Find each line below that includes "time", then copy it.

+++ Data listing

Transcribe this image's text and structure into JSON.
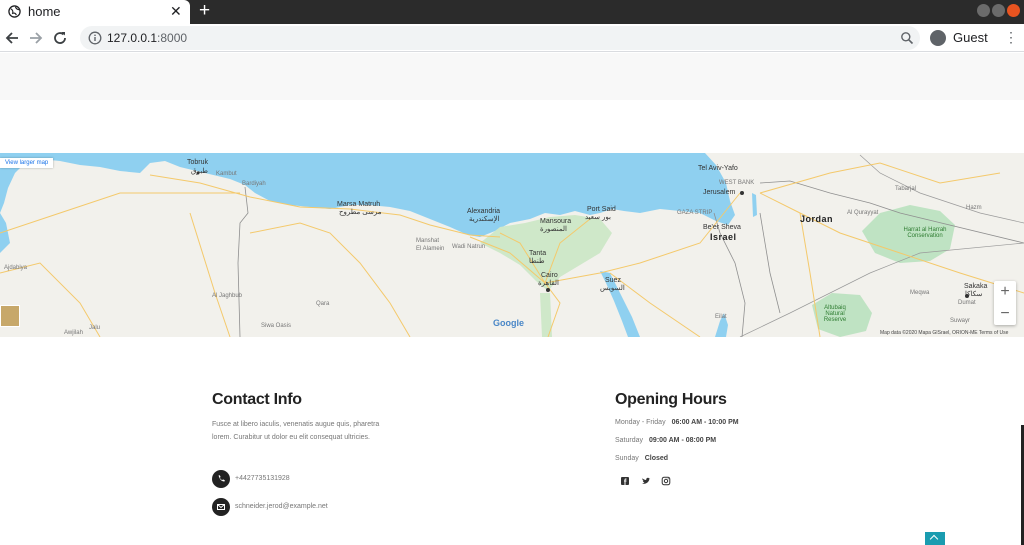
{
  "browser": {
    "tab_title": "home",
    "url_host": "127.0.0.1",
    "url_port": ":8000",
    "profile_label": "Guest",
    "colors": {
      "tabbar": "#2b2b2b",
      "close_button": "#e95420"
    }
  },
  "map": {
    "larger_map_link": "View larger map",
    "google_logo": "Google",
    "attribution": "Map data ©2020 Mapa GISrael, ORION-ME   Terms of Use",
    "zoom_in": "+",
    "zoom_out": "−",
    "labels": {
      "tobruk": "Tobruk",
      "tobruk_ar": "طبرق",
      "kambut": "Kambut",
      "bardiyah": "Bardiyah",
      "marsa_matruh": "Marsa Matruh",
      "marsa_matruh_ar": "مرسى مطروح",
      "alexandria": "Alexandria",
      "alexandria_ar": "الإسكندرية",
      "mansoura": "Mansoura",
      "mansoura_ar": "المنصورة",
      "port_said": "Port Said",
      "port_said_ar": "بور سعيد",
      "tanta": "Tanta",
      "tanta_ar": "طنطا",
      "cairo": "Cairo",
      "cairo_ar": "القاهرة",
      "suez": "Suez",
      "suez_ar": "السويس",
      "tel_aviv": "Tel Aviv-Yafo",
      "jerusalem": "Jerusalem",
      "west_bank": "WEST BANK",
      "gaza_strip": "GAZA STRIP",
      "beer_sheva": "Be'er Sheva",
      "israel": "Israel",
      "jordan": "Jordan",
      "al_quwayrah": "Al Qurayyat",
      "harrat": "Harrat al Harrah Conservation",
      "al_jaghbub": "Al Jaghbub",
      "siwa": "Siwa Oasis",
      "qara": "Qara",
      "ajdabiya": "Ajdabiya",
      "jalu": "Jalu",
      "awjila": "Awjilah",
      "eilat": "Eilat",
      "altubaiq": "Altubaiq Natural Reserve",
      "sakaka": "Sakaka",
      "sakaka_ar": "سكاكا",
      "dumat": "Dumat",
      "suwayr": "Suwayr",
      "mansha": "Manshat",
      "wadi": "Wadi Natrun",
      "alamein": "El Alamein",
      "tabarjal": "Tabarjal",
      "hazm": "Hazm",
      "meqwa": "Meqwa"
    }
  },
  "contact": {
    "title": "Contact Info",
    "about": "Fusce at libero iaculis, venenatis augue quis, pharetra lorem. Curabitur ut dolor eu elit consequat ultricies.",
    "phone": "+4427735131928",
    "email": "schneider.jerod@example.net"
  },
  "hours": {
    "title": "Opening Hours",
    "rows": [
      {
        "day": "Monday - Friday",
        "time": "06:00 AM - 10:00 PM"
      },
      {
        "day": "Saturday",
        "time": "09:00 AM - 08:00 PM"
      },
      {
        "day": "Sunday",
        "time": "Closed"
      }
    ]
  },
  "social": [
    "facebook-icon",
    "twitter-icon",
    "instagram-icon"
  ],
  "accent_color": "#1a9cb0"
}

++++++

• Written solution:
        "time": "06:00 AM - 10:00 PM"
        "time": "09:00 AM - 08:00 PM"
        "time": "Closed"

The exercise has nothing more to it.